| by Michael Allen
Screen Capture.Screen Capture.

An African-American man was reportedly placed in a chokehold by a San Diego County sheriff's detective on May 5.

The incident was caught on a cellphone video (below) by Robert Branch, who was being choked.

Branch claims he passed a Ford Fusion on his way to work, but the driver of the Fusion tried to run him off Interstate 8.

"I'm in the dirt. We're side by side, we're literally side by side, so I start picking up speed so I can just back on the freeway," Branch recalled to Team 10.

Branch says he later exited the freeway and pulled over on a side street where the driver of the Ford Fusion pulled up behind him.

Branch turned on his cellphone to start filming and stated, "I'm in La Mesa right now. You see this officer right now. Right now, he does not have his lights on."

According to Team 10, a plainclothes San Diego detective from the Child Abuse Unit, Paul Ward, is seen next to Branch. Branch works as a security guard, and was wearing a vest with the word "security" on it.

Branch asks witnesses off-camera to call 911, Ward tells him that he is being detained and to sit down. Moments later, Ward apparently puts Branch in a chokehold. At one point, Branch reportedly passed out, but came to.

Branch was charged with resisting arrest, obstructing justice and reckless driving. Branch's lawyer, Marc Kohnen, claims Ward did not identify himself correctly and used unnecessary force on Branch.

"He earnestly thought he was going to die,” Kohnen told UT San Diego.

Pablo Martinez, who witnessed the incident, told Team 10:

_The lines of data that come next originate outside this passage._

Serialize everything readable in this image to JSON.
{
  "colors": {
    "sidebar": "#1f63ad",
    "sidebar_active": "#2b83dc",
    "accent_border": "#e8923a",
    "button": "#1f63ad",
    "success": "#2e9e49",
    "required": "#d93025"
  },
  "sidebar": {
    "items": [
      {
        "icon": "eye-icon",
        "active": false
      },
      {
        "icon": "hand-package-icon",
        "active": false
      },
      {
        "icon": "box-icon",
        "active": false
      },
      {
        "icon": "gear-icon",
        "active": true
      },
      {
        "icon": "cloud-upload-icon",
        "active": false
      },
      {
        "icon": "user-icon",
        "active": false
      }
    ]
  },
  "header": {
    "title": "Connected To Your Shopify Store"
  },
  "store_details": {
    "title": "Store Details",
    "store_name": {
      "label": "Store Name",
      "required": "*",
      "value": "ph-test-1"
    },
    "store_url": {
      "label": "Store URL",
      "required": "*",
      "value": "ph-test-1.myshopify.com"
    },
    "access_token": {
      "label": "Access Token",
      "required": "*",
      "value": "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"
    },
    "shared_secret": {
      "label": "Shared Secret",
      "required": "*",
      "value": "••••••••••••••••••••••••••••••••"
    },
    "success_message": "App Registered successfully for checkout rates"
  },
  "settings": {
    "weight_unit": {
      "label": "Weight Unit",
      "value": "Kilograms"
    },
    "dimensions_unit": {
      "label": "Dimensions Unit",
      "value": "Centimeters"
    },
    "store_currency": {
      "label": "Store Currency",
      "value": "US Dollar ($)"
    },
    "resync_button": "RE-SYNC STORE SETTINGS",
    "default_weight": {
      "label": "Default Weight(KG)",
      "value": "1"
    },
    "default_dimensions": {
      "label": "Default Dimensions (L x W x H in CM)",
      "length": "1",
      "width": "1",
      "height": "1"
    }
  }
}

"He (Branch) kept on telling him (Ward), ‘Who are you?’ He kept on asking him, ‘Who are you? Show me something that tells me who you are.’ And the guy just wouldn't show him. If he was a deputy, that's news to me.

"The kid (Branch) never threw a punch or nothing. He just didn't want him to touch him. And the officer kept on grabbing him right here and grabbing him right here, and get on his neck. I thought the guy (Ward) was a criminal. If he wasn't a criminal, then man, that's abuse."

The San Diego County Sheriff's Department issued a statement that contradicted Martinez and appeared to justify the chokehold, which the department claimed was actually a "carotid-restraint":

"Detective Ward verbally identified himself to Branch as a San Diego Deputy Sheriff and produced his badge and identification card. Branch was wearing a black tactical vest with "Security" on the front with an attached gun holster.

"Detective Ward asked Branch for his license and registration, at which time Branch became agitated, uncooperative, and refused to comply with Detective Ward's request. Branch claimed Detective Ward was not on duty.

"Detective Ward attempted to check Branch for weapons, however, Branch physically resisted those attempts. Detective Ward explained to Branch he was being detained, however, Branch refused to comply and began to walk away.

"At this point, Branch started to record the encounter on his cellphone. As Branch continued to resist, he turned his back to Detective Ward. Detective Ward could not see his hands or if Branch was reaching for a gun or other weapon from the front of his vest.

"At that point, Detective Ward applied the department-approved carotid-restraint to bring Branch under control. Detective Ward requested a passerby to call the police. Branch passed out for several seconds and then regained consciousness, where he continued to be uncooperative, hostile, and attempted to flee. Detective Ward again placed his arm around Branch in a carotid restraint position, but he did not apply pressure to render Branch unconscious."

The Washington Post notes that police chokeholds have resulted in numerous deaths across the U.S.

Sources: Team 10, UT San Diego, The Washington Post
Image Credit: YouTube Screenshot